Segment Start: RECORD SET

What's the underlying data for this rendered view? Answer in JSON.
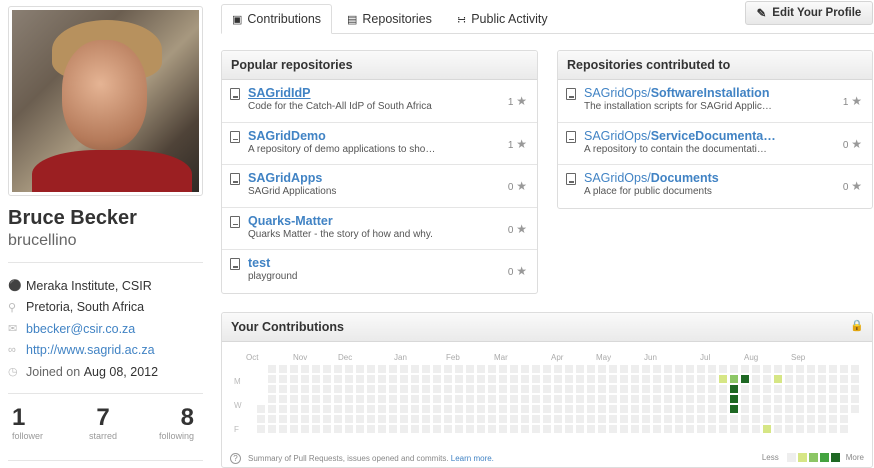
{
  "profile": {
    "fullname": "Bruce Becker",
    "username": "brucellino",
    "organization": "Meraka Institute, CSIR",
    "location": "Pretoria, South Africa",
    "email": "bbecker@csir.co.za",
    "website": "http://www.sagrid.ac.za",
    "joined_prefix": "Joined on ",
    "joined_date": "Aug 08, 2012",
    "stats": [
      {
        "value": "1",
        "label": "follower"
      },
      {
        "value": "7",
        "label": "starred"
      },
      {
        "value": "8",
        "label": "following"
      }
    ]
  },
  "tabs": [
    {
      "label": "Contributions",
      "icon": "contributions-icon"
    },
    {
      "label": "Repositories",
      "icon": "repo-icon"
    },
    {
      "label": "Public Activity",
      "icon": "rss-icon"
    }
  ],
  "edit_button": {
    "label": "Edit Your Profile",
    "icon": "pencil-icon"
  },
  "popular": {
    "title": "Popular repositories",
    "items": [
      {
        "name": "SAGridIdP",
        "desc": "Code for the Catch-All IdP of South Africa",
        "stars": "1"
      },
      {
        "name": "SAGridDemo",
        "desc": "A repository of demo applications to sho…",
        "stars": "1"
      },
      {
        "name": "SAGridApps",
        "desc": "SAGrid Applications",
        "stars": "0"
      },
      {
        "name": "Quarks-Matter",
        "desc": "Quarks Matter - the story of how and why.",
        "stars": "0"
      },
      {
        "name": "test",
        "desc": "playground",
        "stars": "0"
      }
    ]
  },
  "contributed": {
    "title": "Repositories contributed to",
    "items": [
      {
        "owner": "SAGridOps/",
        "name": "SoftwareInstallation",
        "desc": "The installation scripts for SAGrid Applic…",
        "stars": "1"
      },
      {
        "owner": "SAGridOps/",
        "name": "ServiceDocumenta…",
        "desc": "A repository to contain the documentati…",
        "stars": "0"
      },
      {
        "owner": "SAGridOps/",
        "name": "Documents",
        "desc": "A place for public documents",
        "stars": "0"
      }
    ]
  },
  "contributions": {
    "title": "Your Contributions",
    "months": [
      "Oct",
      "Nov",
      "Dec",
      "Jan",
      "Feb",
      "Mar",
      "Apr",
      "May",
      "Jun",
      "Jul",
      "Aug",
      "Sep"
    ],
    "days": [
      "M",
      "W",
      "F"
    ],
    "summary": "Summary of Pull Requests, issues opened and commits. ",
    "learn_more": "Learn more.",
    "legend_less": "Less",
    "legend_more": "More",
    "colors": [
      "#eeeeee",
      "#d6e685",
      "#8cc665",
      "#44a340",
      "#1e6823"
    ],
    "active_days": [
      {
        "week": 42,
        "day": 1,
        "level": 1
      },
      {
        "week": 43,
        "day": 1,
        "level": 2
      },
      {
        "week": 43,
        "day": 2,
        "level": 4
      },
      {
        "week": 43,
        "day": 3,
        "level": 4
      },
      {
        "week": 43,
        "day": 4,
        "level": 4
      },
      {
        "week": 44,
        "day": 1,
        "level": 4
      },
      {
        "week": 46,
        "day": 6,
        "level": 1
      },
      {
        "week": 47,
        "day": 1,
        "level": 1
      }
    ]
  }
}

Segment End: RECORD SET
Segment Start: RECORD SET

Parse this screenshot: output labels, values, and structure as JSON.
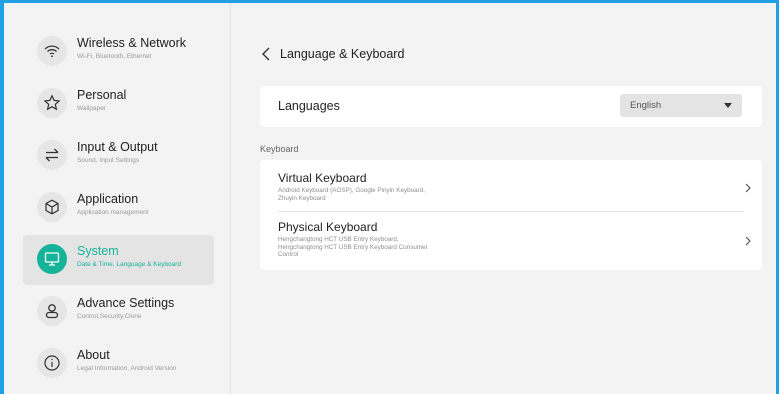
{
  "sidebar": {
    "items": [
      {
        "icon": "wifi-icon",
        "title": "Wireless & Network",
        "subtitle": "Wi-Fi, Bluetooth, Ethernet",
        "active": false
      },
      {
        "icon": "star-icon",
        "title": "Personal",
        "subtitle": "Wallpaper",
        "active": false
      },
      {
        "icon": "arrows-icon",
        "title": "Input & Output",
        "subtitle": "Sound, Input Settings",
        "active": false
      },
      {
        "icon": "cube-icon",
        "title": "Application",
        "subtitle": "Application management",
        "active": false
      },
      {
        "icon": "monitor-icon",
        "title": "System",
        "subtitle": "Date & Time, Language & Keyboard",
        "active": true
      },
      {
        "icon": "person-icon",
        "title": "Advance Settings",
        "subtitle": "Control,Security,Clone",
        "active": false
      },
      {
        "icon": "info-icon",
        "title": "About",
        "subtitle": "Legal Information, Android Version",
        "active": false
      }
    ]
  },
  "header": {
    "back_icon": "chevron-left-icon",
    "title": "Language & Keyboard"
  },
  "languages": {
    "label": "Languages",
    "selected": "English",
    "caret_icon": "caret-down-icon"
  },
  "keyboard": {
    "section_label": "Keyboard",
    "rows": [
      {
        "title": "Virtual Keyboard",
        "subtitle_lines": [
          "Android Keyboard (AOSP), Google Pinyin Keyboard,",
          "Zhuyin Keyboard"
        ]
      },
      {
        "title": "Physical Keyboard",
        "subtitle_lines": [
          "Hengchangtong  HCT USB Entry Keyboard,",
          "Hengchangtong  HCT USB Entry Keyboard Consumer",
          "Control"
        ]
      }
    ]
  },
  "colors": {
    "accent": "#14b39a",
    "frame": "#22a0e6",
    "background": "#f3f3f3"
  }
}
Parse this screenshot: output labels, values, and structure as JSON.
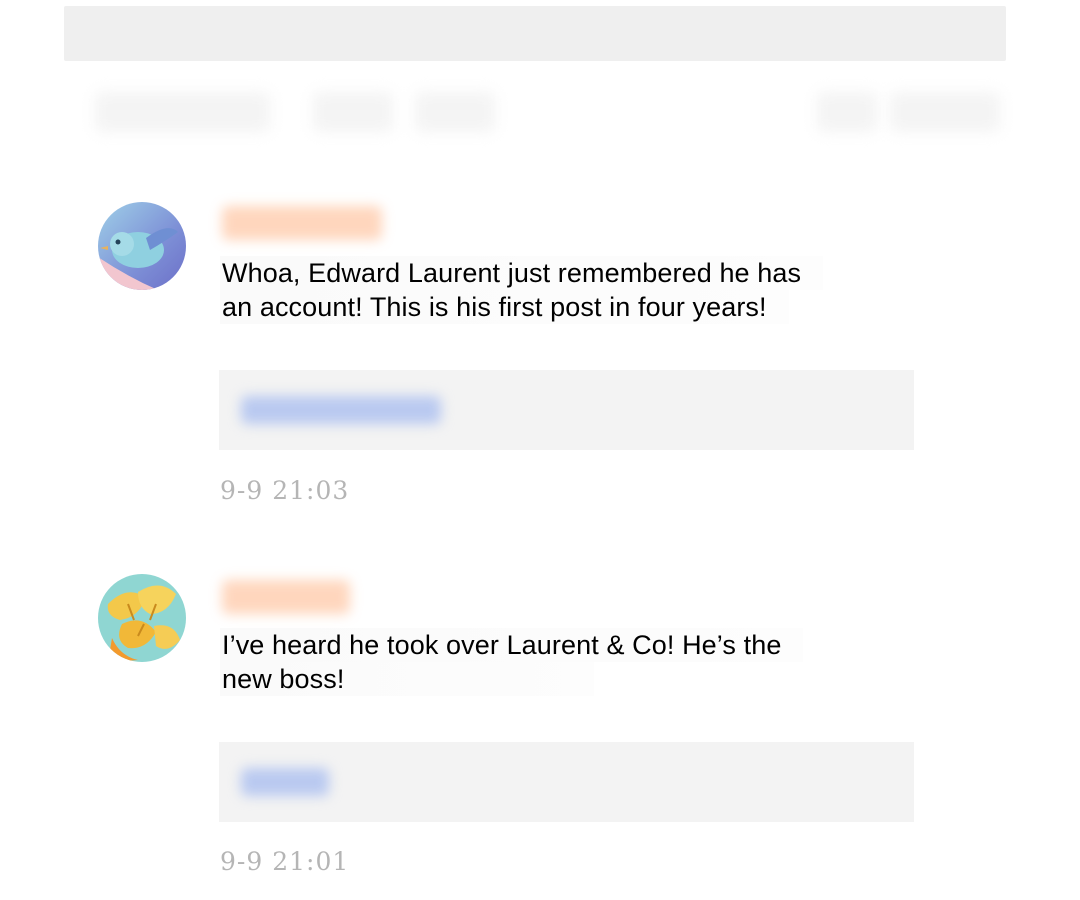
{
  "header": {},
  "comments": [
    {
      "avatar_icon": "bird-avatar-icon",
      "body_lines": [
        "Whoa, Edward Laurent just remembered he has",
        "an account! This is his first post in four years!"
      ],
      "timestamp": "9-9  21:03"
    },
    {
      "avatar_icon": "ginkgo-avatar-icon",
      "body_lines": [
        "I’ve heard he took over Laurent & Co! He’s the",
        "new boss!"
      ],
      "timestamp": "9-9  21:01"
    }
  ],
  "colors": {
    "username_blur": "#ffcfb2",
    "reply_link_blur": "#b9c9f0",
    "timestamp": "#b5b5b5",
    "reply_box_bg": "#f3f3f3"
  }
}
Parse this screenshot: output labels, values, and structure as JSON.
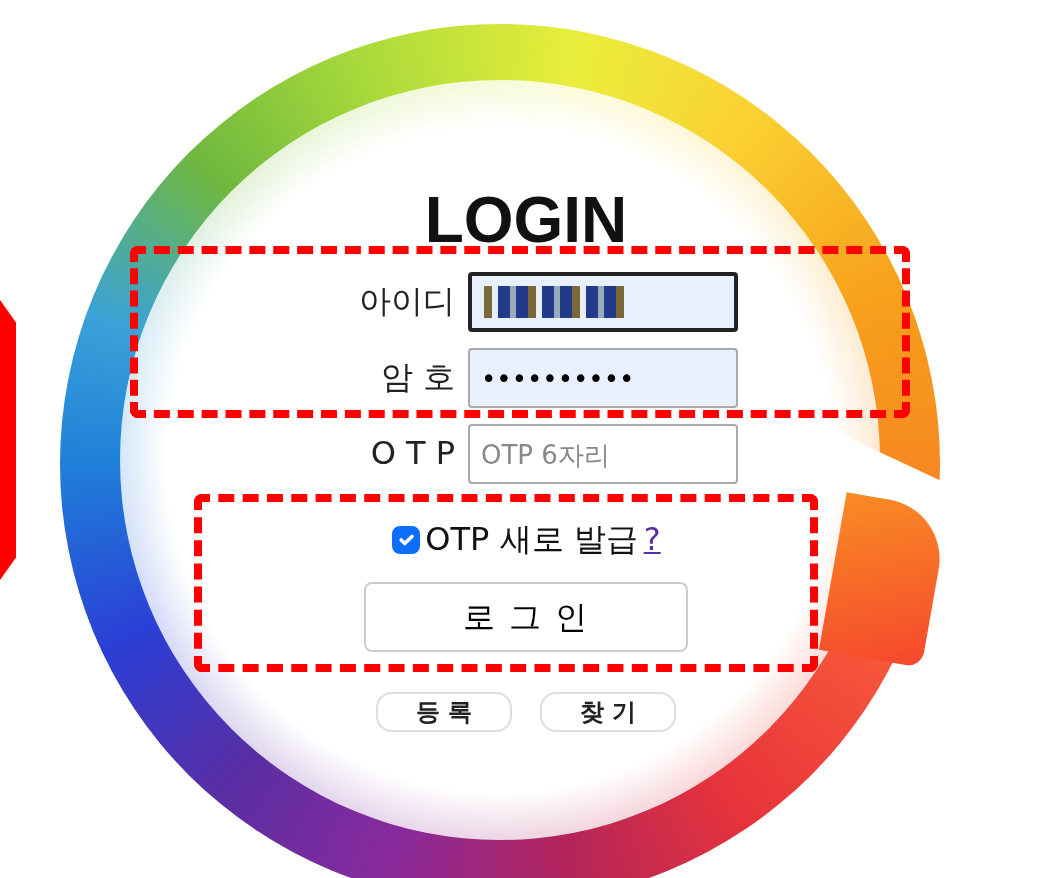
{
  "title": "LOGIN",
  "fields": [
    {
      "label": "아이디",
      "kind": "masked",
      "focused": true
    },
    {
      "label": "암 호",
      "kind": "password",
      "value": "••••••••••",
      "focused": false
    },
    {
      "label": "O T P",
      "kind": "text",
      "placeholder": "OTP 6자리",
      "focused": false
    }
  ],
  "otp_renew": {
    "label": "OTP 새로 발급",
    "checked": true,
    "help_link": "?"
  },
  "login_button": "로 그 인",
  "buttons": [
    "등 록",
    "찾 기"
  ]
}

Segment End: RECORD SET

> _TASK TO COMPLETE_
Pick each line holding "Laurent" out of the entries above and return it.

> _OUTPUT FOR THIS EXERCISE_
        "Whoa, Edward Laurent just remembered he has",
        "I’ve heard he took over Laurent & Co! He’s the",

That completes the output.